Children who survived cancer have a higher risk of developing gastrointestinal problems, according to a new study.
Researchers say that cancer treatments like chemotherapy and radiation can be particularly harsh on younger patients, causing ulcers, esophagus problems and even cirrhosis of the liver. The study's senior author, Dr. Lisa Diller, said that little is still known about the long-term GI effects in childhood cancer survivors, though she credited the current treatments to dramatically increasing cancer survival rates in children.
Researchers studied 14,358 participants in the Childhood Cancer Survival Study who had cancer between 1970 and 1986.
The study was funded by a grant provided by the National Cancer Institute. It will be presented at the 42nd Congress of the International Society of Pediatric Oncology in Boston on October 24.
Pediatric oncologists say they're looking into lower-dose treatments and less invasive to reduce the long-term effects.
KKTV firmly believes in freedom of speech for all and we are happy to provide this forum for the community to share opinions and facts. We ask that commenters keep it clean, keep it truthful, stay on topic and be responsible. Comments left here do not necessarily represent the viewpoint of KKTV 11 News.

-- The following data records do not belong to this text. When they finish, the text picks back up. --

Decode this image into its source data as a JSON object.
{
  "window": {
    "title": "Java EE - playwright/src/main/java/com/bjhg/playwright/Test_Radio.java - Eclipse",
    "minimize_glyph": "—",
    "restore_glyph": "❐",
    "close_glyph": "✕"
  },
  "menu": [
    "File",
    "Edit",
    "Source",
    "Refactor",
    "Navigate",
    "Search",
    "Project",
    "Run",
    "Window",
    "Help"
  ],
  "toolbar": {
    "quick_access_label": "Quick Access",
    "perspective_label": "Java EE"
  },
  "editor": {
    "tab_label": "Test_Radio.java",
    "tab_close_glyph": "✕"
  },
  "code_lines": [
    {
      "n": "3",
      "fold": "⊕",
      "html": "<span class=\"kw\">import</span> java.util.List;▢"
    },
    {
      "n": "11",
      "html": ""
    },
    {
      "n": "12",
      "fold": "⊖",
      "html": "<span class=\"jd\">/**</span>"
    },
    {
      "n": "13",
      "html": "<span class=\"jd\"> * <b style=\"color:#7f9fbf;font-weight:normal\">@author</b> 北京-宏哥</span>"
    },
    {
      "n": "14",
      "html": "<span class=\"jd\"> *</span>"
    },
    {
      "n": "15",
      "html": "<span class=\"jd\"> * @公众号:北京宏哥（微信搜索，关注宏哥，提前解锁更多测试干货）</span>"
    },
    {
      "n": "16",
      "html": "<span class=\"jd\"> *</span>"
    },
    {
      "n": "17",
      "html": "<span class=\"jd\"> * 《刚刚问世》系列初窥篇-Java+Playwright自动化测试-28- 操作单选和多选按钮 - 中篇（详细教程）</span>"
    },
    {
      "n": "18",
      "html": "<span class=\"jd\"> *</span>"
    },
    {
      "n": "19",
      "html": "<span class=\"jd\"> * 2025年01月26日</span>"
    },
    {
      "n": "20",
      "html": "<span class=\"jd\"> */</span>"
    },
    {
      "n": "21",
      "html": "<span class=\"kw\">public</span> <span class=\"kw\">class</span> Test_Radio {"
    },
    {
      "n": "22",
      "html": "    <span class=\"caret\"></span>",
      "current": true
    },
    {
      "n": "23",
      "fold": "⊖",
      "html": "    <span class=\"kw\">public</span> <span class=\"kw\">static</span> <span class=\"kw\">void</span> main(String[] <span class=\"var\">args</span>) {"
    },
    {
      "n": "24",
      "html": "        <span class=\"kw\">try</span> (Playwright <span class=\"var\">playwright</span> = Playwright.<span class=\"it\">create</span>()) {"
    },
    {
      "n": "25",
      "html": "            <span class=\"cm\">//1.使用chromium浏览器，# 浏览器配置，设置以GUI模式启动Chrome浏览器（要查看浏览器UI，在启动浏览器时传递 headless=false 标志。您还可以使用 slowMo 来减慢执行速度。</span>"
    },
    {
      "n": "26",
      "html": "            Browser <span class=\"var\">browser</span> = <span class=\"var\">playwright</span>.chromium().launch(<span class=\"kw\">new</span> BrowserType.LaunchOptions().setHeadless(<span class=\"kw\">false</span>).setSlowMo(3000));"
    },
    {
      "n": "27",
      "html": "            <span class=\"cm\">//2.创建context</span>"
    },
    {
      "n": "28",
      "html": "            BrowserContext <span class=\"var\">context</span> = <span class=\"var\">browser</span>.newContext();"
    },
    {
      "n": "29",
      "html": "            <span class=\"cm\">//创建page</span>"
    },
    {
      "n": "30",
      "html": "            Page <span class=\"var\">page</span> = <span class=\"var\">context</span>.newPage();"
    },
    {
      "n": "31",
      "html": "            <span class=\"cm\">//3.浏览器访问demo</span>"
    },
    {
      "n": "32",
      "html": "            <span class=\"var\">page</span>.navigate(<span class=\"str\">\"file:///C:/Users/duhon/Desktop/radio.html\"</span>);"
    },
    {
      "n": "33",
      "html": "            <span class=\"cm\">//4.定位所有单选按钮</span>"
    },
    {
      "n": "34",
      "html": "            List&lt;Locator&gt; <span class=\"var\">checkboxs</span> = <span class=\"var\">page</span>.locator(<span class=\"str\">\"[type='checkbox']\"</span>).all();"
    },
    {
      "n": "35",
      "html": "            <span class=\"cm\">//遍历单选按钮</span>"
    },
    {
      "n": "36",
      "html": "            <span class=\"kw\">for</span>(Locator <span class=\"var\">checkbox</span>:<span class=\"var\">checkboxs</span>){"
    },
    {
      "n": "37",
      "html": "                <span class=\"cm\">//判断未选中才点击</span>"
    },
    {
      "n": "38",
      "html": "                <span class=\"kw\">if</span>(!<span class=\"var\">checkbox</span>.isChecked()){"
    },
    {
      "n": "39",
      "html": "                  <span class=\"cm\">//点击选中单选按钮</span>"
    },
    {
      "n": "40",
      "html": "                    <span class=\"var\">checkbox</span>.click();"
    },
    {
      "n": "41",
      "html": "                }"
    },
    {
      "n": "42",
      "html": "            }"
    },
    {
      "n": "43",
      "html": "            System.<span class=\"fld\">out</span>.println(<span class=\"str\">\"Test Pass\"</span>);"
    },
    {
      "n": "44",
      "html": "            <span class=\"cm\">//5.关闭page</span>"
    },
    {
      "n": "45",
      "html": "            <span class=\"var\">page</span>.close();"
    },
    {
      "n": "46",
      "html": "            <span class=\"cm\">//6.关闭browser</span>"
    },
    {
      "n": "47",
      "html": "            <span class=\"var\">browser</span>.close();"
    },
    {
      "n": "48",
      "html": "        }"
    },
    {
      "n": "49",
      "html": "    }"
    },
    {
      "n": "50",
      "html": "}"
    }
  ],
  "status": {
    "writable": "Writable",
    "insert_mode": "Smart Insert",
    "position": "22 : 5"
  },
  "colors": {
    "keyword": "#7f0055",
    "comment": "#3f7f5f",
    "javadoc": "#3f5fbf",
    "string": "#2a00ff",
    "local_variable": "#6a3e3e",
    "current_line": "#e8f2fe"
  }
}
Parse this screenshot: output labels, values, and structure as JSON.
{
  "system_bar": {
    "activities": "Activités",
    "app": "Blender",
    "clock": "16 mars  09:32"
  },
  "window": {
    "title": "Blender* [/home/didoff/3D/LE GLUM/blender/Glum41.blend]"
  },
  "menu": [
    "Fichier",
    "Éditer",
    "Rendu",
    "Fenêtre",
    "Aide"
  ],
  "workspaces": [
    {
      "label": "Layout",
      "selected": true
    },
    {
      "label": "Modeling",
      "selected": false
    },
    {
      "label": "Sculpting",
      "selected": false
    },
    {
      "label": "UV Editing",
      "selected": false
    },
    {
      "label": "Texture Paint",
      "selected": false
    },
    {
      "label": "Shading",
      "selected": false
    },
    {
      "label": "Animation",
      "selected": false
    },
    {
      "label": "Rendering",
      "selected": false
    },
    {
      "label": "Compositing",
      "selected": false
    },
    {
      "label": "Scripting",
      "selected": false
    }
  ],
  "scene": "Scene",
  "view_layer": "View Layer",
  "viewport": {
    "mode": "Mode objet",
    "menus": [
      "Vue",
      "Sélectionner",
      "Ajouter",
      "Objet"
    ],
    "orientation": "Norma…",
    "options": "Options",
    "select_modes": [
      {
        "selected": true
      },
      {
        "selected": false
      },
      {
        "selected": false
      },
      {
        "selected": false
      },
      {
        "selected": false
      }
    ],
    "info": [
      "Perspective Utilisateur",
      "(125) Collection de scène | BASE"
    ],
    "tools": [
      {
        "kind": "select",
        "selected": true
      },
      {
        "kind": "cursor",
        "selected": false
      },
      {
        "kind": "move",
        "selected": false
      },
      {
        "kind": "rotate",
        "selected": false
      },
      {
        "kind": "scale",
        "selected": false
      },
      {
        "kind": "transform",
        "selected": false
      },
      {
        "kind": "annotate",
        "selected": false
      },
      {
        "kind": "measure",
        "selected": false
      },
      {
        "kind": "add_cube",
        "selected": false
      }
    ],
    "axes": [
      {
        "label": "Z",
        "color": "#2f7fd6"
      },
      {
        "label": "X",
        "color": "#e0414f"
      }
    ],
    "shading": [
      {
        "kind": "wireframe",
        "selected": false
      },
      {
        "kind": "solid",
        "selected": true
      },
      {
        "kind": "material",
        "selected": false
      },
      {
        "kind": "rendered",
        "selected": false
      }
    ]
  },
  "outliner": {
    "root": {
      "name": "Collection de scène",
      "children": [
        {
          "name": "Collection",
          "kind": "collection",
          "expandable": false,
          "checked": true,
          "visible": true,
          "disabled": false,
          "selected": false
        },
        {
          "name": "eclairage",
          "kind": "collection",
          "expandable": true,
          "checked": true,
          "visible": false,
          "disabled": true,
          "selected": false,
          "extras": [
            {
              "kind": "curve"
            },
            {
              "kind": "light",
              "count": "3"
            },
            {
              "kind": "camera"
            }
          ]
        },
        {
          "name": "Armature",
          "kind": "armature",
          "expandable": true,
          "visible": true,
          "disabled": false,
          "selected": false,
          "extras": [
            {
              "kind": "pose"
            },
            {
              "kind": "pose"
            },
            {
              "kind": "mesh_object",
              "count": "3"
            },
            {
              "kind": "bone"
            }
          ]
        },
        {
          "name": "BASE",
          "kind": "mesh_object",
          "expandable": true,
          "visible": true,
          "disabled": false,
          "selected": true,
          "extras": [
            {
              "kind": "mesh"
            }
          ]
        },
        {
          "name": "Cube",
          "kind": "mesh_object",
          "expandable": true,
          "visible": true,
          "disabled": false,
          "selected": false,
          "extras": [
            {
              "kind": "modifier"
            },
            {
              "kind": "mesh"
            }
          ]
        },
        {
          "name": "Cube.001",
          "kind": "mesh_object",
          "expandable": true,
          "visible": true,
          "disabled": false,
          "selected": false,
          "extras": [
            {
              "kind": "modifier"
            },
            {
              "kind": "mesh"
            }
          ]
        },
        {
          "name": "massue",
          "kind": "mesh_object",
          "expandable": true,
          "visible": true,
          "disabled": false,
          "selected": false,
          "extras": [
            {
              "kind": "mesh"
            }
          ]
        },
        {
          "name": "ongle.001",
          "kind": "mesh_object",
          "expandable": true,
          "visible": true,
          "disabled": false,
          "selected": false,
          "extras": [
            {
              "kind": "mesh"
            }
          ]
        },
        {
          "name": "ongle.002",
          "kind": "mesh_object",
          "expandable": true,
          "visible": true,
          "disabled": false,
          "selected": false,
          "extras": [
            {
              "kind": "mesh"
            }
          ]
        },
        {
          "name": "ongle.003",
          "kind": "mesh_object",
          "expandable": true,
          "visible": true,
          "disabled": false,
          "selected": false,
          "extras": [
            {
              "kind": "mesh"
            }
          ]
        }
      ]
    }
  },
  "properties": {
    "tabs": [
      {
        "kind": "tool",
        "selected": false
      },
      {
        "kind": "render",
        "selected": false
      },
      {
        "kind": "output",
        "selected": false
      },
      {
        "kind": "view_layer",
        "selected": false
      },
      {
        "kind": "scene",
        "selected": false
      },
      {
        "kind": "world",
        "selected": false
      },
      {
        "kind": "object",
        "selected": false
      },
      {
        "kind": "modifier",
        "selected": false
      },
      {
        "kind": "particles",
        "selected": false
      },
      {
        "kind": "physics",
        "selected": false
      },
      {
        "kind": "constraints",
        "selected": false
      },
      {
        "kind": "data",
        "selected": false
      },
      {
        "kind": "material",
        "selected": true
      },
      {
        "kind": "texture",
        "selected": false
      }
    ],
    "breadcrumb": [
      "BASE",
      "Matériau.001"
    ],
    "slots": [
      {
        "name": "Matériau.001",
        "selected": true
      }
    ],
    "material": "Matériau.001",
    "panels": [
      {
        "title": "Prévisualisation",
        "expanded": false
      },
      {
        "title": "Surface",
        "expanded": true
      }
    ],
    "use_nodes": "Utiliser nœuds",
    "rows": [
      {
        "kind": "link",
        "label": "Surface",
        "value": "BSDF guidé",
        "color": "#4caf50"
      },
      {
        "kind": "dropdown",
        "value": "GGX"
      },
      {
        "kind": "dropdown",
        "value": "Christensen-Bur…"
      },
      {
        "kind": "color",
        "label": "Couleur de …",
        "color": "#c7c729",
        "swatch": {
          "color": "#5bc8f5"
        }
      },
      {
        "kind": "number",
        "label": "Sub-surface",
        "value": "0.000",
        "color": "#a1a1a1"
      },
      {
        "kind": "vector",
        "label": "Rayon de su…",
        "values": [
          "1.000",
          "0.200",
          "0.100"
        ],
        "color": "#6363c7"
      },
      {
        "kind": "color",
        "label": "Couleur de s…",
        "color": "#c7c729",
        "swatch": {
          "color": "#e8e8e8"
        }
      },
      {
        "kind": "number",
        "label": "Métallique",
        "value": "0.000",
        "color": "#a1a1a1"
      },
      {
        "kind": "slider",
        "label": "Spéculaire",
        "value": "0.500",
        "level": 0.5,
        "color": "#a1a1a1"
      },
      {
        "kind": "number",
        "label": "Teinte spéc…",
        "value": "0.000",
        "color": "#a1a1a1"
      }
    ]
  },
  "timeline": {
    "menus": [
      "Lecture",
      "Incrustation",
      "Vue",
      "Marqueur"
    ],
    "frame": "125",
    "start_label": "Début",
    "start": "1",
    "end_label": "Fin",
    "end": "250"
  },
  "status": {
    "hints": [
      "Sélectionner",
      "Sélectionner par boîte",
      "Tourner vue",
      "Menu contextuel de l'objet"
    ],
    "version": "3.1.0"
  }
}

If you believe that any of the comments on our site are inappropriate or offensive, please tell us by clicking “Report Abuse” and answering the questions that follow. We will review any reported comments promptly.powered by Disqus